Narcisse Virgile Diaz de la Peña overcame the hardships of his early life to become one of the most respected artists of the 19th century.
Born in Bordeaux to Spanish parents who were fleeing Joseph Bonaparte's Spain, Diaz de la Peña was orphaned by the age of 10. Following an accident, he lost his leg to blood poisoning.
While under the care of a priest near Paris, he apprenticed at the
studios at Sevres and by the age of 15 he began painting porcelain.
Simultaneously, Narcisse began to copy and study the works of the great masters in the Louvre. He was particularly drawn to the works
of Correggio and Watteau, and to the works of the Colourists.

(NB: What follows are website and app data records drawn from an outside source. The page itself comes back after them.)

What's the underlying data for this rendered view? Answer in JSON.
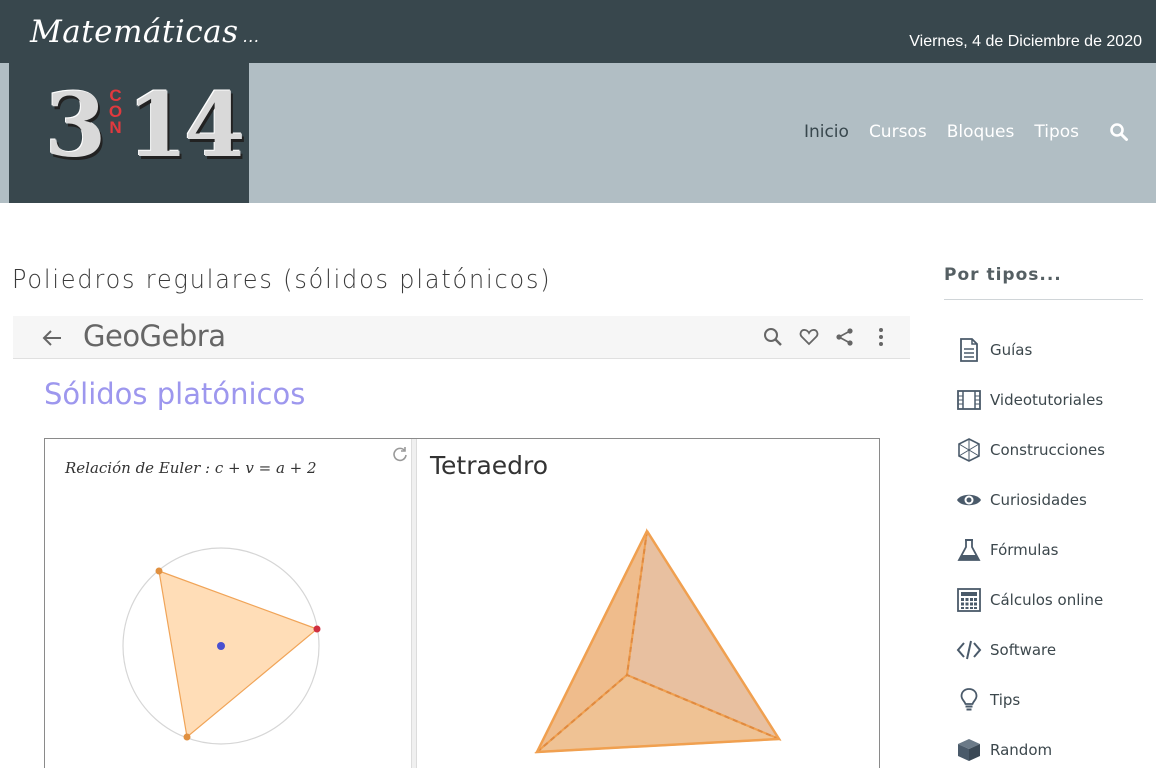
{
  "header": {
    "brand": "Matemáticas",
    "brand_suffix": "...",
    "date": "Viernes, 4 de Diciembre de 2020",
    "logo": {
      "left": "3",
      "middle": "CON",
      "right": "14"
    }
  },
  "nav": {
    "items": [
      {
        "label": "Inicio",
        "active": true
      },
      {
        "label": "Cursos"
      },
      {
        "label": "Bloques"
      },
      {
        "label": "Tipos"
      }
    ],
    "search_icon": "search-icon"
  },
  "main": {
    "page_title": "Poliedros regulares (sólidos platónicos)",
    "geogebra": {
      "logo": "GeoGebra",
      "title": "Sólidos platónicos",
      "euler": "Relación de Euler :  c + v = a + 2",
      "solid_name": "Tetraedro",
      "colors": {
        "fill": "#ffdcb4",
        "stroke": "#f0a050",
        "title": "#9d97ee"
      }
    }
  },
  "sidebar": {
    "title": "Por tipos...",
    "items": [
      {
        "label": "Guías",
        "icon": "document-icon"
      },
      {
        "label": "Videotutoriales",
        "icon": "film-icon"
      },
      {
        "label": "Construcciones",
        "icon": "construction-icon"
      },
      {
        "label": "Curiosidades",
        "icon": "eye-icon"
      },
      {
        "label": "Fórmulas",
        "icon": "flask-icon"
      },
      {
        "label": "Cálculos online",
        "icon": "calculator-icon"
      },
      {
        "label": "Software",
        "icon": "code-icon"
      },
      {
        "label": "Tips",
        "icon": "lightbulb-icon"
      },
      {
        "label": "Random",
        "icon": "cube-icon"
      }
    ]
  },
  "colors": {
    "header_dark": "#38474d",
    "nav_band": "#b1bec4",
    "accent_red": "#e0393e"
  }
}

Narcisse also learnt from his contemporaries, in particular from
Delacroix's orientalist works. His meeting with Rousseau at Barbizon in 1836 was crucial to Narcisse's artistic development, as Rousseau
introduced him to the great Dutch masters and encouraged him to paint
landscapes. Narcisse thrived in this genre and thus became one of the
leading lights of the Barbizon movement as he developed his unique
style. This school would dominate French landscape painting throughout the 1860s, in which the artists painted en plain air trying to
capture faithfully the natural world on canvas.
During the 1840s Narcisse was awarded three Salon gold medals for painting and in 1851 was named a Knight of the Legion of Honour. His works can be found in most major museums throughout the world, in particular the Louvre, the Metropolitan Museum of Art, the Wallace Collection, the National Gallery, the Museum of Fine Arts in Boston and the Victoria and Albert Museum.